[[ Input data, beginning ]]
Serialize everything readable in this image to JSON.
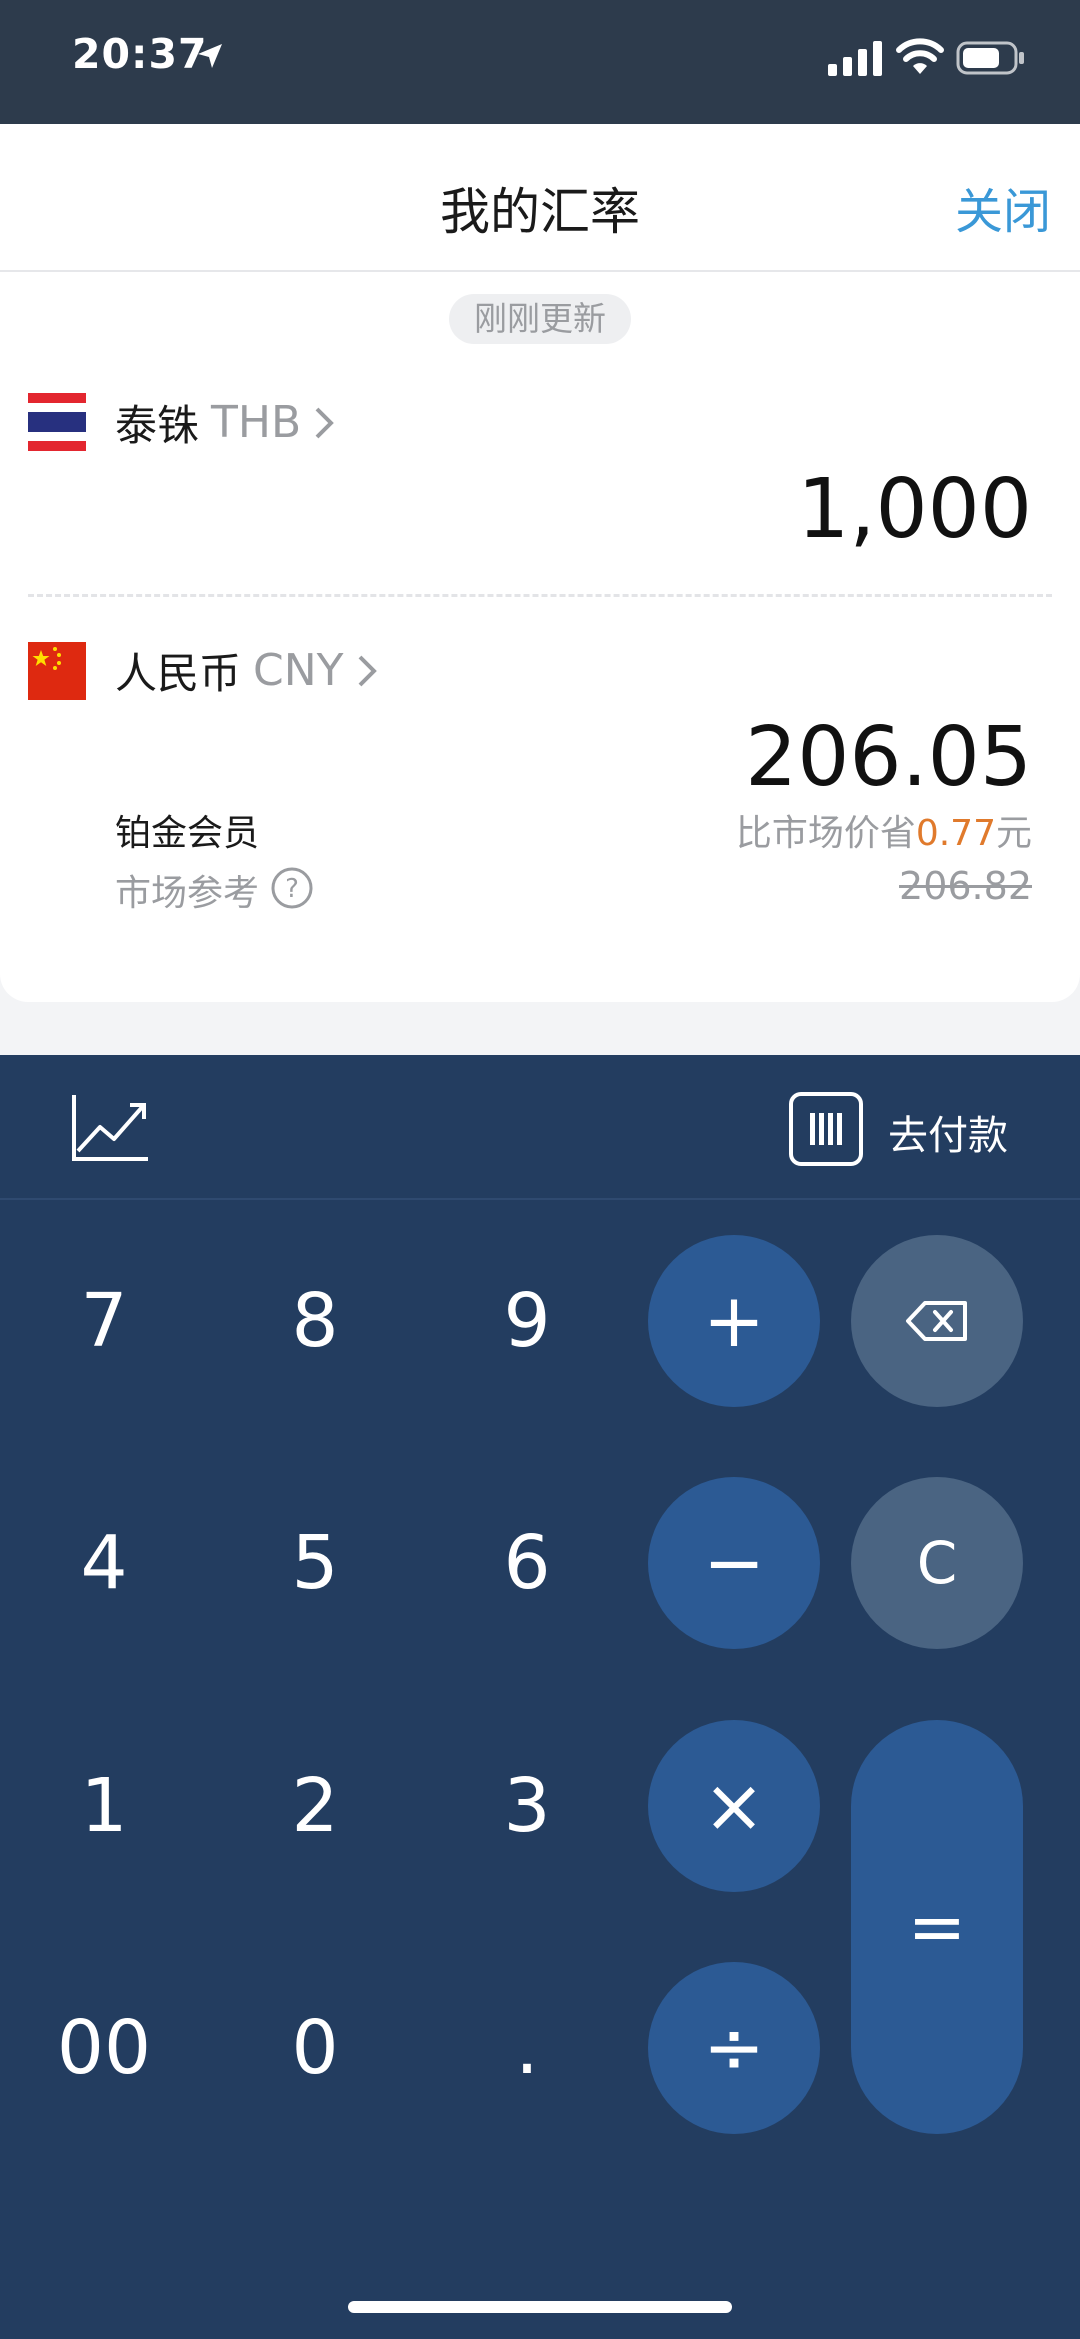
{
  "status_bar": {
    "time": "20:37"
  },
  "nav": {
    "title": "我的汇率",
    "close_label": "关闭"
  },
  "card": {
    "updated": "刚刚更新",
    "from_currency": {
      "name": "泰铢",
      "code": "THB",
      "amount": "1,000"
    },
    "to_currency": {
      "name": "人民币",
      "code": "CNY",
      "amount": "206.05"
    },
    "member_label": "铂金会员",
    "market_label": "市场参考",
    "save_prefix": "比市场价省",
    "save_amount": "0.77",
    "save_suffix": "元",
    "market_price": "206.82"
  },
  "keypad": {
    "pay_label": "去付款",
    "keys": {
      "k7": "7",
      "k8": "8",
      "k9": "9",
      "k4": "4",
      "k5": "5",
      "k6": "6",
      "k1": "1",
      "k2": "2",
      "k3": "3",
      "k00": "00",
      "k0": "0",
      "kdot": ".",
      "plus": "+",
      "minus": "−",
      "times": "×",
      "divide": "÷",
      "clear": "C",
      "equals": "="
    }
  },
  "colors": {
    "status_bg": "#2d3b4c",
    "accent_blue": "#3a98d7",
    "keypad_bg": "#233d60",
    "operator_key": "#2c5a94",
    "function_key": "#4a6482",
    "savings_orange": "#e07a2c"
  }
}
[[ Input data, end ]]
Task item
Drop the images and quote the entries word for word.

Reply
Serialize everything readable in this image to JSON.
{
  "status_bar": {
    "time": "20:37"
  },
  "nav": {
    "title": "我的汇率",
    "close_label": "关闭"
  },
  "card": {
    "updated": "刚刚更新",
    "from_currency": {
      "name": "泰铢",
      "code": "THB",
      "amount": "1,000"
    },
    "to_currency": {
      "name": "人民币",
      "code": "CNY",
      "amount": "206.05"
    },
    "member_label": "铂金会员",
    "market_label": "市场参考",
    "save_prefix": "比市场价省",
    "save_amount": "0.77",
    "save_suffix": "元",
    "market_price": "206.82"
  },
  "keypad": {
    "pay_label": "去付款",
    "keys": {
      "k7": "7",
      "k8": "8",
      "k9": "9",
      "k4": "4",
      "k5": "5",
      "k6": "6",
      "k1": "1",
      "k2": "2",
      "k3": "3",
      "k00": "00",
      "k0": "0",
      "kdot": ".",
      "plus": "+",
      "minus": "−",
      "times": "×",
      "divide": "÷",
      "clear": "C",
      "equals": "="
    }
  },
  "colors": {
    "status_bg": "#2d3b4c",
    "accent_blue": "#3a98d7",
    "keypad_bg": "#233d60",
    "operator_key": "#2c5a94",
    "function_key": "#4a6482",
    "savings_orange": "#e07a2c"
  }
}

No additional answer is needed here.